The MTA is still struggling to staff trains and buses a year after The Post and other outlets reported that a shortage of workers was driving train delays and cancellations, officials said.
New York City Transit President Rich Davey said in a memo on Friday that he plans to launch a “working group” to address ongoing challenges with “crew availability,” which according to MTA data caused a quarter of the weekday train delays in June.
“The most important factor to increase service delivery is maintaining consistent and sufficient staffing,” Davey wrote in the memo, which was obtained by The Post.
The MTA’s operating workforce shrunk significantly in the depths of the COVID-19 crisis, when retirements soared and officials instituted a hiring freeze to offset revenue losses.

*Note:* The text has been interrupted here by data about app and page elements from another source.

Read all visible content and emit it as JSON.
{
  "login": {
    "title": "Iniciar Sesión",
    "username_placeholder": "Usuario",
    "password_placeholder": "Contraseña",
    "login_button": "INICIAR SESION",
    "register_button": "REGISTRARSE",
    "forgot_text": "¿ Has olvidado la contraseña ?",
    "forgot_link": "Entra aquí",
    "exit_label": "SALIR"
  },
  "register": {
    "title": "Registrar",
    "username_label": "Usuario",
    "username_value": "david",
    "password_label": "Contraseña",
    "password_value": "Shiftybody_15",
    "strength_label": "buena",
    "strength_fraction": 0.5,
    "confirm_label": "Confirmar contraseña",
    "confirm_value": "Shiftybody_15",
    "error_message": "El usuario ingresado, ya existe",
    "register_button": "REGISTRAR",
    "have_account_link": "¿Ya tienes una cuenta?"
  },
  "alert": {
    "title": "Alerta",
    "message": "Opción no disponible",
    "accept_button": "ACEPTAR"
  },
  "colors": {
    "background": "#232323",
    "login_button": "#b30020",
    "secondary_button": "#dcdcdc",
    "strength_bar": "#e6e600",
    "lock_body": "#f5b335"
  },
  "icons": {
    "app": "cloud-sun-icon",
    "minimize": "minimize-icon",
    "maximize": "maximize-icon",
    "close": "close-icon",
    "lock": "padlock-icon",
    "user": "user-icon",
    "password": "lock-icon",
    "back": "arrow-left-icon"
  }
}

Officials have since hired more personnel, but the agency has yet to match the number of bus and train operators it had on payroll before the pandemic, a senior official said.
The agency will be fully staffed on buses by the end of the summer, and on trains by the beginning of 2023, the official said — later than had previously been disclosed.
In the meantime, the working groups hope to take steps to incentivize good attendance.
A “care and aware” program that was piloted at two bus depots in 2019 will resume, the official said.
The program aims to provide social services and other resources to support workers who have been injured on the job for whatever reason, and was shown to increase employee availability by 25% during the pilot.
“It’s not just about hiring up, but also creating a safe employee work environment,” the official said.
“The bottom line is we need more people, and when we have them we need them to be operating our trains and buses so we can reduce or eliminate these wait times and service disruptions.”
The Post reported in June 2021 that the staff shortage had forced thousands of subway and bus cancellations due to lack of train conductors, train operators and bus drivers.
By December officials had declared partial victory — but the number of crew-related delays is up 7% since then.
Transit officials reported nearly 33,000 weekday delays in June, the most recent month of available stats. Some 8,676 of those were caused by crew shortages — more than any other category.
On weekends, the percentage of staffing-induced delays was even higher, 32.6%.